True to form even in a couple of days she has spread unpleasant rumours about one of the consultants and taunted a drug addict nurse. But Miss Hallett’s death is not the end and other acts of malice occur, along with a suicide. And to be honest that’s it. The police are called in and after a few more violent acts the guilty are apprehended.
This was not an enjoyable book to read and it appears that Bell’s desire to portray the working lives of those who work in a hospital, overpowers the detective/murder side of the story, meaning the middle of the book has a lack of focus and the solution to the crime is contrived and uncomfortable at the same time. Moreover, if this had been a solution to say a Ruth Rendell novel, it would have been more sensitively and powerfully done, with the psychological aspect being fully explored and not just dumped unceremoniously in front of the reader 3 pages before the end. Even worse after depicting a fairly horrific situation the novel attempts to end on a happy note with two of the characters’ honeymoon, which came across as absurd and incongruous.
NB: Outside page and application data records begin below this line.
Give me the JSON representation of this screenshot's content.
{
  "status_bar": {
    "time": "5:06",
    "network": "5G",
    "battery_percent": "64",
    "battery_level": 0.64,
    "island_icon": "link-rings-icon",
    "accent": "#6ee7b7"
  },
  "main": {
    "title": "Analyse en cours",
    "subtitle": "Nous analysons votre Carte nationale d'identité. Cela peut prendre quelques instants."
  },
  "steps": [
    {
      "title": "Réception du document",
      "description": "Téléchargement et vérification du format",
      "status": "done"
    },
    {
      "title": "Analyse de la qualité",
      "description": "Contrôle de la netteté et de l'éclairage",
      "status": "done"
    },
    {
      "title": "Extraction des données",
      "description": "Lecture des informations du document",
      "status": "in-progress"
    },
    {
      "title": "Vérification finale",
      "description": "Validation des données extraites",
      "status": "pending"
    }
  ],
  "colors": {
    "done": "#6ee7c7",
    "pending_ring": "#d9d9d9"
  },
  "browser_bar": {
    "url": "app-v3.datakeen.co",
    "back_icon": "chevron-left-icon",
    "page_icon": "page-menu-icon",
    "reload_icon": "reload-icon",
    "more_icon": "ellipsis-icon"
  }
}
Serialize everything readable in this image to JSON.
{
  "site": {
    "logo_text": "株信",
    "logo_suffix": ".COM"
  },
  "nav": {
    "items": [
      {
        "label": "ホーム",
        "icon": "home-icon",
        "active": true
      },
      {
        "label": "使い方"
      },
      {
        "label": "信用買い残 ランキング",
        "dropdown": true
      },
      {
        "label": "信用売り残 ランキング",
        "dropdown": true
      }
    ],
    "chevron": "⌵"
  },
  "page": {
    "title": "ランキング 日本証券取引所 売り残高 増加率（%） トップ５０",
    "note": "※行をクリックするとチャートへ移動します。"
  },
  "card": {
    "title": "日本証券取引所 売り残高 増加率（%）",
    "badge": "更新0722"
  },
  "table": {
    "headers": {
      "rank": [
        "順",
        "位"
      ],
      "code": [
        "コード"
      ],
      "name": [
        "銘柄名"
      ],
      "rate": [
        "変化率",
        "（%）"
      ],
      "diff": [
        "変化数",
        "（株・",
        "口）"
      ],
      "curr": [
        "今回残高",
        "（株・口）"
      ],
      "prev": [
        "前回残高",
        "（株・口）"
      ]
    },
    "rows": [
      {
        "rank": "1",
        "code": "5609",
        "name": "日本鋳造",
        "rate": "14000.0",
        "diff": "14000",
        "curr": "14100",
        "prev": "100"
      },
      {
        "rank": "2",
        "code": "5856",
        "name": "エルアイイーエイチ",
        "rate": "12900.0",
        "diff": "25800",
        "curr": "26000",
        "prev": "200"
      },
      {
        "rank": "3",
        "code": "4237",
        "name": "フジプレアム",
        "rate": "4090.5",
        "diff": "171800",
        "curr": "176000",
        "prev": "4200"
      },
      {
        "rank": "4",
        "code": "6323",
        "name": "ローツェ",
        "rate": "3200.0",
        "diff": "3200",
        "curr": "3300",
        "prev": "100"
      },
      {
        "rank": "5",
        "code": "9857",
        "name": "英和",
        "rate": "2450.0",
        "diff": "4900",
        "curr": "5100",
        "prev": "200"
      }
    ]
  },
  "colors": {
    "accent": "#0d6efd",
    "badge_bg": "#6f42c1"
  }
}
I think it tries to be a social problem detective novel highlighting many problems in education, social work, medicine and mental health, yet these elements do not work with the detective/crime component of the novel and although they tend to dominate the novel at times in a rather descriptive fashion, they are not explored in any critical or engaging manner.
I don’t know if the poor quality of this book is because it was written at the end of her career and that some of Bell’s earlier novels were better. If you’ve read anything by Josephine Bell, I would be interested to hear your thoughts.